Since meeting with officials from the International Committee of the Red Cross (ICRC) on December 17, 2013 at its headquarters in Geneva, Switzerland, the acting government has been actively involved in securing a Protecting Power under the provisions of the Fourth Geneva Convention and the Additional Protocol 1. This process includes the ICRC and an unnamed State party to both the Fourth Geneva Convention and the Additional Protocol, but due to the sensitivity of the situation and negotiations the acting government is unable to provide a status report until a Protecting Power has been secured. A Protecting Power protects the interest of a third State and its citizenry during occupation.
The acting government deposited its instrument of accession to the Fourth Geneva Convention with the Swiss government on January 14, 2013 followed by its accession to the Additional Protocol 1 on December 16, 2013. As a party to the Geneva Convention, it is the duty of the acting government to secure a Protecting Power, being another party to the Geneva Conventions that is independent and not a party to the conflict. Article 5(1) of the Additional Protocol 1 provides: “It is the duty of the Parties to a conflict from the beginning of that conflict to secure the supervision and implementation of the Conventions and of this Protocol by the application of the system of Protecting Powers, including ‘inter alia’ the designation and acceptance of those Powers… Protecting Powers shall have the duty of safeguarding the interests of the Parties to the conflict.”
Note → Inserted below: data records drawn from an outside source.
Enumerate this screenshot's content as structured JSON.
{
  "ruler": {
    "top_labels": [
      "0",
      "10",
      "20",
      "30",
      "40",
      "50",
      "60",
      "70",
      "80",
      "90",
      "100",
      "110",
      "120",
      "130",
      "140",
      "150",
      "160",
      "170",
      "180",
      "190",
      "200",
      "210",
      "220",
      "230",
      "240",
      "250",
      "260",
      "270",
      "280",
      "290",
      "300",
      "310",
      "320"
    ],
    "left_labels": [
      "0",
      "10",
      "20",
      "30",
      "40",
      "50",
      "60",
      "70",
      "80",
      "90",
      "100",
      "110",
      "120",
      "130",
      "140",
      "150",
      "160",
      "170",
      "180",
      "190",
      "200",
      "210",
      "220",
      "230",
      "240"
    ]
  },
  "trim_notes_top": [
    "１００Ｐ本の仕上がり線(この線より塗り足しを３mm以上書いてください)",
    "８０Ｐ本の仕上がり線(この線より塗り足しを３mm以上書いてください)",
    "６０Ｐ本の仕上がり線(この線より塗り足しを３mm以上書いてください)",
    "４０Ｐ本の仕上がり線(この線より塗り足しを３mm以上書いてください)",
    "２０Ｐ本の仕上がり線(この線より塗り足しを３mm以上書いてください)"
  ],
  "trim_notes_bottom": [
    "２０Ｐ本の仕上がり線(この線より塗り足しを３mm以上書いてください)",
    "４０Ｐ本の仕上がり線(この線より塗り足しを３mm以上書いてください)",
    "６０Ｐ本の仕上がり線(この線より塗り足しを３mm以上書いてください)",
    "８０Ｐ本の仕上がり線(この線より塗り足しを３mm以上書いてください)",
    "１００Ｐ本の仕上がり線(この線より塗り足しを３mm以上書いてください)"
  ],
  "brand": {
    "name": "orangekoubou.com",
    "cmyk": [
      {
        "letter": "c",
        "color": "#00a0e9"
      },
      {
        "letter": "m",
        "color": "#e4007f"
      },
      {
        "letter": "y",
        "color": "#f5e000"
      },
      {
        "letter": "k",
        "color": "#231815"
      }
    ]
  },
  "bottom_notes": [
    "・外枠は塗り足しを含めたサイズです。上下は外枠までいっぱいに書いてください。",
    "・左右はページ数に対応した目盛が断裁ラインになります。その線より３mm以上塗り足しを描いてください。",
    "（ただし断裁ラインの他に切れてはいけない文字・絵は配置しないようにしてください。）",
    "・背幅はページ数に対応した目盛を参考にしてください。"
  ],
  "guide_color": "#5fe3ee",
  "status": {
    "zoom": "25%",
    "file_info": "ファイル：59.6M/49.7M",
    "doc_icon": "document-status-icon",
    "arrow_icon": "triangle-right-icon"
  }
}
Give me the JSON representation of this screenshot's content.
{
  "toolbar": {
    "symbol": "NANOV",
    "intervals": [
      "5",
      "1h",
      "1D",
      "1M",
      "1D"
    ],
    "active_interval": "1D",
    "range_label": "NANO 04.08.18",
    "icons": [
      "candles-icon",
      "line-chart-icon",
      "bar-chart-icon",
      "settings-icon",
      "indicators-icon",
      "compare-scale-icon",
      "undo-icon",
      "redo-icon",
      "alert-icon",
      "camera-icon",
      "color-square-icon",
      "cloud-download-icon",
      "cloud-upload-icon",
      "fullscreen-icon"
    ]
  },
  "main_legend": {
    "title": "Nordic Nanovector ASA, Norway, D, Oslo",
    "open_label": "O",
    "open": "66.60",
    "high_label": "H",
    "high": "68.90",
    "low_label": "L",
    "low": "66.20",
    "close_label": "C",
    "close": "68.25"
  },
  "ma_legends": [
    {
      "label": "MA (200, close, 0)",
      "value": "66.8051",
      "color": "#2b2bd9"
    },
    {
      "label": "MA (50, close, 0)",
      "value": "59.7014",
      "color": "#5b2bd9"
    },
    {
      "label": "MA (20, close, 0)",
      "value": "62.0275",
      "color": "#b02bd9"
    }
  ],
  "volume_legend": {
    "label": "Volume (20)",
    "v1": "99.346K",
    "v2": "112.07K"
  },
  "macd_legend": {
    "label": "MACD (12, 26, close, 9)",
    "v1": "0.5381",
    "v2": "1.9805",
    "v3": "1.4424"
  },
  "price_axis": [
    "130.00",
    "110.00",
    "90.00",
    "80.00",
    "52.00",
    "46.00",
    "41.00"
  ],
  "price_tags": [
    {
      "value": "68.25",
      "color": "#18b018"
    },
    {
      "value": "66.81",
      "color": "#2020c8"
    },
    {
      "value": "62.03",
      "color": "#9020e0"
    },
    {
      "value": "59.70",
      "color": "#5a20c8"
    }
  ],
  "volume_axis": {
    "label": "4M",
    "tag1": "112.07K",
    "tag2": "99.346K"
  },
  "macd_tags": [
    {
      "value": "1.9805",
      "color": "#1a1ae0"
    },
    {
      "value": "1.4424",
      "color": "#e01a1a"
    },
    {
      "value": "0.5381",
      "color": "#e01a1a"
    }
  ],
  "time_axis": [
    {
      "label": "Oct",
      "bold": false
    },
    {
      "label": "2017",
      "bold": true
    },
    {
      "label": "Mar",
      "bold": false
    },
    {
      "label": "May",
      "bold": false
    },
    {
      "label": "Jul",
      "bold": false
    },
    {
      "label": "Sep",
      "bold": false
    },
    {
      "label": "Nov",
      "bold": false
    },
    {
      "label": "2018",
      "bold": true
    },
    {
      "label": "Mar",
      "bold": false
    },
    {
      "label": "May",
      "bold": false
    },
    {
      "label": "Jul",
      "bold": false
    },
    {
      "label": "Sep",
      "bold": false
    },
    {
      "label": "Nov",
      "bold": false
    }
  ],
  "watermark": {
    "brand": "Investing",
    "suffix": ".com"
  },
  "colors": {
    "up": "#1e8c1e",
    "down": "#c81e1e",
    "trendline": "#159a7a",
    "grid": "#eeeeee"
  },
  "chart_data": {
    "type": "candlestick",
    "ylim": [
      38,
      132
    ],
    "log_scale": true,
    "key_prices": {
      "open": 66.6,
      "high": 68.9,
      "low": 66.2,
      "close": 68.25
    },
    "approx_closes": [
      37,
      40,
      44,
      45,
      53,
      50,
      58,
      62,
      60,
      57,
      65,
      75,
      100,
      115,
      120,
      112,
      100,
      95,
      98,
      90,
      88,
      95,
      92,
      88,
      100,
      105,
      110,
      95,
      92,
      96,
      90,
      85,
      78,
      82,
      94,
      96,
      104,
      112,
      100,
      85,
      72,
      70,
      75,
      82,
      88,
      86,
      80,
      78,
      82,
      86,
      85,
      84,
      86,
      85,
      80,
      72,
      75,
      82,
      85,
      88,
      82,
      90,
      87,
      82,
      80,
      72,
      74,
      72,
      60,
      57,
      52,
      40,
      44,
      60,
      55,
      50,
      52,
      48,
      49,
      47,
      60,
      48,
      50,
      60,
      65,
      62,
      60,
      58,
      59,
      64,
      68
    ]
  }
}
Article 1 of both the Fourth Geneva Convention and the Additional Protocol 1 provides that the “High Contracting Parties undertake to respect and to ensure respect for [the Convention and Protocol] in all circumstances.” According to the ICRC’s commentaries “the duty to respect implies that of ensuring respect by civilian and military authorities, the members of the armed forces, and in general, by the population as a whole.” The acting government has diligently worked to ensure compliance by these parties, but these authorities have recklessly disregarded the heeded warnings of compliance and have instead committed war crimes on a grand scale siding with the United States presence. This is directly attributable to the United States’ willful failure, as the occupying Power, to comply with the laws of occupation since the occupation began in 1898.
On this note, the ICRC comments, “In the event of a Power failing to fulfill its obligations, each of the other Contracting Parties, (neutral, allied or enemy) should endeavor to bring it back to an attitude of respect for the Convention. The proper working of the system of protection provided by the Convention demands in fact that the States which are parties to it should not be content merely to apply its provisions themselves, but should do everything in their power to ensure that it is respected universally.”
As stated on the acting government’s website:
“The primary objective of the Hawaiian Kingdom Government is to expose the occupation of our nation within the framework of the 1907 Hague Conventions IV and V and our domestic statutes, and to provide a foundation for transition and the ultimate end of the occupation of the Hawaiian Kingdom. Article 43 of the 1907 Hague Convention IV mandates that the occupying government, being the United States of America, must administer the laws of the occupied State, being the Hawaiian Kingdom, and any deviation of this mandate is a violation of international law.”